* TASK DIRECTIONS *
Every line of the data needs to be returned exactly.

---- DATA FOR PROCESSING

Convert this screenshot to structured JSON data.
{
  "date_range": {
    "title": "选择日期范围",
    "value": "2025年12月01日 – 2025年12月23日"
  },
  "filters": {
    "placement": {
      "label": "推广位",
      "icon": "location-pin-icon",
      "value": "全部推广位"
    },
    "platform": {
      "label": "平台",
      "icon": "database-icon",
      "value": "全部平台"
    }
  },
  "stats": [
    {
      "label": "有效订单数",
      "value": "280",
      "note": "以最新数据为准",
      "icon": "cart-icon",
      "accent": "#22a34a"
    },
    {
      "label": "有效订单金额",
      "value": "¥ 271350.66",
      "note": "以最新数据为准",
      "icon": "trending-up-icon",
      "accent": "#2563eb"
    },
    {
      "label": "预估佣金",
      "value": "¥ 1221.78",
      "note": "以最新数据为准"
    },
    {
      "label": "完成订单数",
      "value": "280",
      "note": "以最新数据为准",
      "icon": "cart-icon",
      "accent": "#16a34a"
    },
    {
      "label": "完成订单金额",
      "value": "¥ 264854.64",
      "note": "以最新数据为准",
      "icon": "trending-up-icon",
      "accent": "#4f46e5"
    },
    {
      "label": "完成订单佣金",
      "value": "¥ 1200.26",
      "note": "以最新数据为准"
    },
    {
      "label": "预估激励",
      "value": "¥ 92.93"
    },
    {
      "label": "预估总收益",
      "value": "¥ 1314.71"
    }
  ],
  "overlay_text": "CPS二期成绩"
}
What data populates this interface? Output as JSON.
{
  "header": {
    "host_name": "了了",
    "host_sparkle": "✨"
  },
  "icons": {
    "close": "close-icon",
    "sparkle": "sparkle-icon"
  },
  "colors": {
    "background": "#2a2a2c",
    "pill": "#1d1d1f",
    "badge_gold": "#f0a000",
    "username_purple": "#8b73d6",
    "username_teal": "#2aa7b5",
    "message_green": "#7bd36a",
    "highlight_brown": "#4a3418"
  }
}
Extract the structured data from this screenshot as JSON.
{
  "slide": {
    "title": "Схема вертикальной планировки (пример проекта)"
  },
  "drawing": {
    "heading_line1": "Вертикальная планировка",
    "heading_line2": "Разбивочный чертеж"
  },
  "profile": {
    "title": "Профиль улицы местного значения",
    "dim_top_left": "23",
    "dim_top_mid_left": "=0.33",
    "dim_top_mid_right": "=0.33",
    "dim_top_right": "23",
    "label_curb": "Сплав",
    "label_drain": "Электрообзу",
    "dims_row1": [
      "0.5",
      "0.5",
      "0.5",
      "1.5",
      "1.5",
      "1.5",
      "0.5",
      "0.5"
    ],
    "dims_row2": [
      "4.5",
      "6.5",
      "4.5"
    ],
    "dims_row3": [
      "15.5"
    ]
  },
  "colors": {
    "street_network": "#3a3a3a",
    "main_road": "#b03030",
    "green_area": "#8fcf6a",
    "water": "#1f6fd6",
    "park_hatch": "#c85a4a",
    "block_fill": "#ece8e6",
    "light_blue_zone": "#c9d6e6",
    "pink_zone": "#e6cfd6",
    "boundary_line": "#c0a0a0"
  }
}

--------

* RESULT OF THIS TASK *
Convert this screenshot to structured JSON data.
{
  "date_range": {
    "title": "选择日期范围",
    "value": "2025年12月01日 – 2025年12月23日"
  },
  "filters": {
    "placement": {
      "label": "推广位",
      "icon": "location-pin-icon",
      "value": "全部推广位"
    },
    "platform": {
      "label": "平台",
      "icon": "database-icon",
      "value": "全部平台"
    }
  },
  "stats": [
    {
      "label": "有效订单数",
      "value": "280",
      "note": "以最新数据为准",
      "icon": "cart-icon",
      "accent": "#22a34a"
    },
    {
      "label": "有效订单金额",
      "value": "¥ 271350.66",
      "note": "以最新数据为准",
      "icon": "trending-up-icon",
      "accent": "#2563eb"
    },
    {
      "label": "预估佣金",
      "value": "¥ 1221.78",
      "note": "以最新数据为准"
    },
    {
      "label": "完成订单数",
      "value": "280",
      "note": "以最新数据为准",
      "icon": "cart-icon",
      "accent": "#16a34a"
    },
    {
      "label": "完成订单金额",
      "value": "¥ 264854.64",
      "note": "以最新数据为准",
      "icon": "trending-up-icon",
      "accent": "#4f46e5"
    },
    {
      "label": "完成订单佣金",
      "value": "¥ 1200.26",
      "note": "以最新数据为准"
    },
    {
      "label": "预估激励",
      "value": "¥ 92.93"
    },
    {
      "label": "预估总收益",
      "value": "¥ 1314.71"
    }
  ],
  "overlay_text": "CPS二期成绩"
}
What data populates this interface? Output as JSON.
{
  "header": {
    "host_name": "了了",
    "host_sparkle": "✨"
  },
  "icons": {
    "close": "close-icon",
    "sparkle": "sparkle-icon"
  },
  "colors": {
    "background": "#2a2a2c",
    "pill": "#1d1d1f",
    "badge_gold": "#f0a000",
    "username_purple": "#8b73d6",
    "username_teal": "#2aa7b5",
    "message_green": "#7bd36a",
    "highlight_brown": "#4a3418"
  }
}
Extract the structured data from this screenshot as JSON.
{
  "slide": {
    "title": "Схема вертикальной планировки (пример проекта)"
  },
  "drawing": {
    "heading_line1": "Вертикальная планировка",
    "heading_line2": "Разбивочный чертеж"
  },
  "profile": {
    "title": "Профиль улицы местного значения",
    "dim_top_left": "23",
    "dim_top_mid_left": "=0.33",
    "dim_top_mid_right": "=0.33",
    "dim_top_right": "23",
    "label_curb": "Сплав",
    "label_drain": "Электрообзу",
    "dims_row1": [
      "0.5",
      "0.5",
      "0.5",
      "1.5",
      "1.5",
      "1.5",
      "0.5",
      "0.5"
    ],
    "dims_row2": [
      "4.5",
      "6.5",
      "4.5"
    ],
    "dims_row3": [
      "15.5"
    ]
  },
  "colors": {
    "street_network": "#3a3a3a",
    "main_road": "#b03030",
    "green_area": "#8fcf6a",
    "water": "#1f6fd6",
    "park_hatch": "#c85a4a",
    "block_fill": "#ece8e6",
    "light_blue_zone": "#c9d6e6",
    "pink_zone": "#e6cfd6",
    "boundary_line": "#c0a0a0"
  }
}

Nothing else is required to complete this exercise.